What he has with Joe doesn’t end when They come. The two of them still meet – though, and it’s laughable to think about, it’s even more dangerous to sneak off then before – when they can and to where they can. Kissing is still savage, fingernails still scrap, and grips still bruise.
Joe’s still Joe.
“Where do you think they came from, Web?” he asks, lacing his boots with precision. His words are punctuated with a shot, a blast in a chilled night, but neither of them jump.
“Hell, maybe,” he answers, and even though there was maybe a time where he doubted if Hell was even an actual place, Webster can’t think of any place else that could have fastened those Things. Those Things that hobbled toward them – dressed in peasant clothing – on a routine march, the ones that grabbed Jackson and had his throat ripped out with their teeth before anyone could think to act.
At least it hadn’t taken long for them to figure out, while Jackson was screaming and dying and being eaten alive, that a shot to the head would do the trick.
Webster grits his teeth and locks his eyes on the man in front of him. He doesn’t like to remember.
Joe snorts and grabs his gun, a clank of metal and the stamp of his feet against the ground. “Hell made Hitler,” he says, steals the cigarette from between David’s fingers and takes a slow, burning drag, and exhales when he speaks. “Those things don’t got shit on him.”
On the twelfth day of Their existence, a German soldier is eaten right outside of their barrier. It’s vicious and bloody and rotting hands and faces tear into a living thing that screams garbled, blood-choked German.
Web thinks it’s a little like art and he hates himself for it.
When They’re finished all that’s left are the scatters of half-eaten organs and a body that’s now a shell. Heffron’s panting beside him, urking noises in the back of his throat, wet and on the verge of sickness and when he finally gives into it, loses precious food in a half-digested mess on the ground, Webster closes his eyes.
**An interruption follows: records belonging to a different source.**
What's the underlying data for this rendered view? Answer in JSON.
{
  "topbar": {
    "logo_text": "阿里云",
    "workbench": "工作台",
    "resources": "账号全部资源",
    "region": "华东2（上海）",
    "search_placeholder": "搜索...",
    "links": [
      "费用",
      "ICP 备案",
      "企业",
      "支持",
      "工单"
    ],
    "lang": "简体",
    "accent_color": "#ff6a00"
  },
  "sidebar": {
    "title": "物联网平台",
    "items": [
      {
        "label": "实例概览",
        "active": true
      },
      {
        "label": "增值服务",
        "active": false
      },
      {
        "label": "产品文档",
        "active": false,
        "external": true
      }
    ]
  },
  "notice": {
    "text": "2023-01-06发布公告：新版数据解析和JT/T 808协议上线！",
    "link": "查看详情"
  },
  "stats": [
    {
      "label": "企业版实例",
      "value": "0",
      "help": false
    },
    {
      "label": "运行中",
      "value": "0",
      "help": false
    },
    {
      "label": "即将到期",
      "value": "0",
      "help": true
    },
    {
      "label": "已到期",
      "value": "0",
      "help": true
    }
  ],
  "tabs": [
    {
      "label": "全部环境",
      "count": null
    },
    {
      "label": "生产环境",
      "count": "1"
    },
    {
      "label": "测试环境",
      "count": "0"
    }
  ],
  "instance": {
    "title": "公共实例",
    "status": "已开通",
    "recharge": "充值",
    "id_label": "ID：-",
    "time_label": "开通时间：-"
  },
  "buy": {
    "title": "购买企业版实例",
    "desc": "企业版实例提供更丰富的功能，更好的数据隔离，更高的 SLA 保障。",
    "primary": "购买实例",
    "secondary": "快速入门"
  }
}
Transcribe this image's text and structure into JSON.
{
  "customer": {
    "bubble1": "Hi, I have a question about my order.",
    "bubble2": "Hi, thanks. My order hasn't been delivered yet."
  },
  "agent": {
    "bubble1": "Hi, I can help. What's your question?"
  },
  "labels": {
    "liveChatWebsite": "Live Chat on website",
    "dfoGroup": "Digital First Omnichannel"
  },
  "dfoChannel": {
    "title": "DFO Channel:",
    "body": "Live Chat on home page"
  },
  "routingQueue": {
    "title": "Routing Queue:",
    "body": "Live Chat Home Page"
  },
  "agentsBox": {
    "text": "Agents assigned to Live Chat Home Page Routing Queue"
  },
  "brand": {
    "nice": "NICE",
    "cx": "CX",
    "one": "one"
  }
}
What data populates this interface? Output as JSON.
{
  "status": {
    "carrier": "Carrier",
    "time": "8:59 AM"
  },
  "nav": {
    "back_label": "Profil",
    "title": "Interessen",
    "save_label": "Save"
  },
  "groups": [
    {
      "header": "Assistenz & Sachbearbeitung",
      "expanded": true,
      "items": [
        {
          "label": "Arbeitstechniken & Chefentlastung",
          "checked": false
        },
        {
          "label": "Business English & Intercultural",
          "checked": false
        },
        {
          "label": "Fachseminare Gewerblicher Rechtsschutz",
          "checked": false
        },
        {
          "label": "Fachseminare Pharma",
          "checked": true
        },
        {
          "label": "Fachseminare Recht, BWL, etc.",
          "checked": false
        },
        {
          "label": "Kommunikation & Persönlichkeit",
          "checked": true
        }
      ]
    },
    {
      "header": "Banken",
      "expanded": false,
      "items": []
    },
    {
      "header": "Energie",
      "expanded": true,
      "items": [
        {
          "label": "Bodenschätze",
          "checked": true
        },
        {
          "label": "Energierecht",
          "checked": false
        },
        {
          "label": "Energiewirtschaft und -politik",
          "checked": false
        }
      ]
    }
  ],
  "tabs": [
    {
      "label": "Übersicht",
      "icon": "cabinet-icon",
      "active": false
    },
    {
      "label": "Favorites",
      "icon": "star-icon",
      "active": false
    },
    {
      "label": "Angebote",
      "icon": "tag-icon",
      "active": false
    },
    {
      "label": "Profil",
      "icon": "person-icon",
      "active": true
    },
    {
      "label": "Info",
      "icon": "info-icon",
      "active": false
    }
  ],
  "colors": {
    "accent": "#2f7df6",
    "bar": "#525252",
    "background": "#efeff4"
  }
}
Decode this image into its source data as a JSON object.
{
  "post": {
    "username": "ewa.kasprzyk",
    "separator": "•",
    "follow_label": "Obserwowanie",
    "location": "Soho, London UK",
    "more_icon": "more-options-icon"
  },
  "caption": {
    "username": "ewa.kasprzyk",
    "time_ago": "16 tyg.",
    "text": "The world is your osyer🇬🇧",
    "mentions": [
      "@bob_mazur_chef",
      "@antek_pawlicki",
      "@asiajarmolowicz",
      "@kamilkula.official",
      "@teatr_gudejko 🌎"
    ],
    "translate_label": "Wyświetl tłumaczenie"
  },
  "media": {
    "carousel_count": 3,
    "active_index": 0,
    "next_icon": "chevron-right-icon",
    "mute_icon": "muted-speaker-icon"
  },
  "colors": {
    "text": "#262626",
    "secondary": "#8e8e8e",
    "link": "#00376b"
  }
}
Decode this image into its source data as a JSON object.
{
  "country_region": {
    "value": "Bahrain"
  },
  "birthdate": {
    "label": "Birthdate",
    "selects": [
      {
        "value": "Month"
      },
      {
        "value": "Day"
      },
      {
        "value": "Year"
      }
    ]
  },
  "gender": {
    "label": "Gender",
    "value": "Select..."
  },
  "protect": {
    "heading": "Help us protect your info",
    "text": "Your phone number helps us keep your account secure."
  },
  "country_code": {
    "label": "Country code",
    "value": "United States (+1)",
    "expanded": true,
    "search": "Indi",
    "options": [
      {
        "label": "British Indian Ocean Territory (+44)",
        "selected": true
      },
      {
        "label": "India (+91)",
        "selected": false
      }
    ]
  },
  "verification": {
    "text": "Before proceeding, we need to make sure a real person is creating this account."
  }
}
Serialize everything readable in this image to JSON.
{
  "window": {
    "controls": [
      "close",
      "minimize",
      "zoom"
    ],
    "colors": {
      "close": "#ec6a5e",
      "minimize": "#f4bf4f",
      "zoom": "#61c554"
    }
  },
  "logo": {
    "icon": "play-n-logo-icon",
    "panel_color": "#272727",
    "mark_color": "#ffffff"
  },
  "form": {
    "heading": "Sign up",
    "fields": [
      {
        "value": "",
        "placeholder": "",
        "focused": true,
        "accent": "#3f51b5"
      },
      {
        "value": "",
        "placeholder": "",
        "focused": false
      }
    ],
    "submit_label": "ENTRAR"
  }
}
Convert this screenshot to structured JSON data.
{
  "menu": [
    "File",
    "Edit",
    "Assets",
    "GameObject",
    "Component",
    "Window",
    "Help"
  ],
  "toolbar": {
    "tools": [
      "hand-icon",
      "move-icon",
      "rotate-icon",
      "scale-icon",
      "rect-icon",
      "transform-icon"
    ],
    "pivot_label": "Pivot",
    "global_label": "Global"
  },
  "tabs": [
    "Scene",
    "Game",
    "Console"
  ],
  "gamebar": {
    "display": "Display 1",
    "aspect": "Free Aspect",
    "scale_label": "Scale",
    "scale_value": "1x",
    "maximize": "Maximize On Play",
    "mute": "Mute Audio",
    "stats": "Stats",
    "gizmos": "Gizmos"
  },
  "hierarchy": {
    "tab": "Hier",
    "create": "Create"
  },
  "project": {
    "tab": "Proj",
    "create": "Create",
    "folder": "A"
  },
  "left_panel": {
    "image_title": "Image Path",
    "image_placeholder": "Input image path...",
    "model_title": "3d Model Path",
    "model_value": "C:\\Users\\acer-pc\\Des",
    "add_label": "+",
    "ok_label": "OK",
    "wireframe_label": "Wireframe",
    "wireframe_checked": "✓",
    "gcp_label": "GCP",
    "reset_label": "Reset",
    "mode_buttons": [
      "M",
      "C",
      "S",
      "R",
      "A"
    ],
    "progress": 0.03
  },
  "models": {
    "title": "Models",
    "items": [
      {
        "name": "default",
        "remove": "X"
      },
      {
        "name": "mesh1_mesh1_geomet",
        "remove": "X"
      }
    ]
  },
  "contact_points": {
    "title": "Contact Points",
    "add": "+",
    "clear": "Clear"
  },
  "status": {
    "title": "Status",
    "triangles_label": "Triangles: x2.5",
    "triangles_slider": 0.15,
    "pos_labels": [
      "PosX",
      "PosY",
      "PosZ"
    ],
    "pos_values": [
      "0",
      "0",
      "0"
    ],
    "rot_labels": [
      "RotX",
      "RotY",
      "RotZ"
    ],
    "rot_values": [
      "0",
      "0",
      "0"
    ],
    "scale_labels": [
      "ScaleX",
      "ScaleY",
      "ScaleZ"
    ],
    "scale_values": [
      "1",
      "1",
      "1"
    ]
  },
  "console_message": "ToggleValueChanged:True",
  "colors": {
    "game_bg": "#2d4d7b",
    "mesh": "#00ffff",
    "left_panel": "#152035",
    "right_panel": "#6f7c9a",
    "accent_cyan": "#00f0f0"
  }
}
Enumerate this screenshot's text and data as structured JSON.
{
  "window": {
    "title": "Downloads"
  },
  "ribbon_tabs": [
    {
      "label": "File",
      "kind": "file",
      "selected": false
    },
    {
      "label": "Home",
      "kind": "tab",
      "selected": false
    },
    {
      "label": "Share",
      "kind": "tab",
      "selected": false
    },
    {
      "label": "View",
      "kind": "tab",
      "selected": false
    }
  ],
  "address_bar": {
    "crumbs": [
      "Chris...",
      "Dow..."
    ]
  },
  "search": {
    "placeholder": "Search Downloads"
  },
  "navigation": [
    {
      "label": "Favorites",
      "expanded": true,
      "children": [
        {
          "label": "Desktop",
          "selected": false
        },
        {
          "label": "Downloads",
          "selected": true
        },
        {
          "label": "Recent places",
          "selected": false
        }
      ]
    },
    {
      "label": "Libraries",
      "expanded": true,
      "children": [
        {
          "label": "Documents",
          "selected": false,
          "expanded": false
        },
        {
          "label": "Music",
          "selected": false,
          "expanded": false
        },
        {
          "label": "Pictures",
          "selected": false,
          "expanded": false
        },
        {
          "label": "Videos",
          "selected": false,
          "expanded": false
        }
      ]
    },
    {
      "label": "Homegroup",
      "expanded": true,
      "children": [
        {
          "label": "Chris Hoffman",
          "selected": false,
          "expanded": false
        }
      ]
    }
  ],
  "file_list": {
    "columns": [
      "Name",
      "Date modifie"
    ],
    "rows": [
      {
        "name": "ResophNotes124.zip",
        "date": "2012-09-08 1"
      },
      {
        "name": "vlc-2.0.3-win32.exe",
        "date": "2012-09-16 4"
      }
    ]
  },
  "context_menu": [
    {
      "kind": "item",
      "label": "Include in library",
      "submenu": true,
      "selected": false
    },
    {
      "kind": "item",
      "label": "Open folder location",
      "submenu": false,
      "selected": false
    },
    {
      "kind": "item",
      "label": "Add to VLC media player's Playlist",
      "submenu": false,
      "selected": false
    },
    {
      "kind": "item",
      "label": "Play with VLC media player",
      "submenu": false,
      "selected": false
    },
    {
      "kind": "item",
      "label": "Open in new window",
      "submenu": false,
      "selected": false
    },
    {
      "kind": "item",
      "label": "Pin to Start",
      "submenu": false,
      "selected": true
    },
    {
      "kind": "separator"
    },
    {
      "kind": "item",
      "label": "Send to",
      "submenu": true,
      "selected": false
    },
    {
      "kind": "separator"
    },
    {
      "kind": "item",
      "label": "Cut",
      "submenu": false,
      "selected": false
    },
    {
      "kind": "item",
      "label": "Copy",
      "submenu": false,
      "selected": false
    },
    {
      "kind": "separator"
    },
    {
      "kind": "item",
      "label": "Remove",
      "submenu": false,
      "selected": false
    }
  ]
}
The smell is worse than the one that hangs over the town, worse than the dying noises of the German, and he almost appreciates the irony.
Those around him, himself, they were men who had lived through war; men who had watched their best buddies die in droves around them and they were reduced to cowering behind a weak wall of scavenged wood and scrap metal, throwing up at the sight of blood when they had all been painted in it before.
“You okay?” he asks, finally, after the same pushing, drooling nausea that hit Heffron subsides in his own stomach.
“Fuck no,” Heffron rasps and spits on the ground near Webster’s boot.
Fires burn everywhere at night, to aid what little artificial light they have left, but it’s not the light that keeps everyone awake. They don’t moan, They don’t groan, but They shuffle. The scuffing of American and German issued boots, kicking against dirt and cobbled roadways. Webster spends part of his nights reading, part of them writing, and the rest with Liebgott.
The circles under his eyes are a rich bruise, a heavy sand-paper feeling each time he blinks.
He couldn’t sleep even if he wanted to, though, and he envies the way Joe snores beside him and he doesn’t think it was all that wise to let him fall asleep but he doesn’t have the heart to wake him.
Instead he goes to the window, lights a cigarette, and watches a stumbling shadow pass by a few feet away.
“Don’t suppose we’ll ever see home now,” David says, to no one in particular, when he’s with a group that’s sent to check what food they have left. The supplies are dwindling and the weight is on Winters’ shoulders. David knows that the Major knows that soon enough he’ll have to send a patrol out, a group of men risking their lives to bring back abandoned k-rations and round up any livestock that’s still around.
“Home?” Guarnere laughs, throwing aside a rotting potato before facing him, “you ain’t got a home anymore.”
It’s truth in a gruff Philadelphia accent and it makes Webster cringe.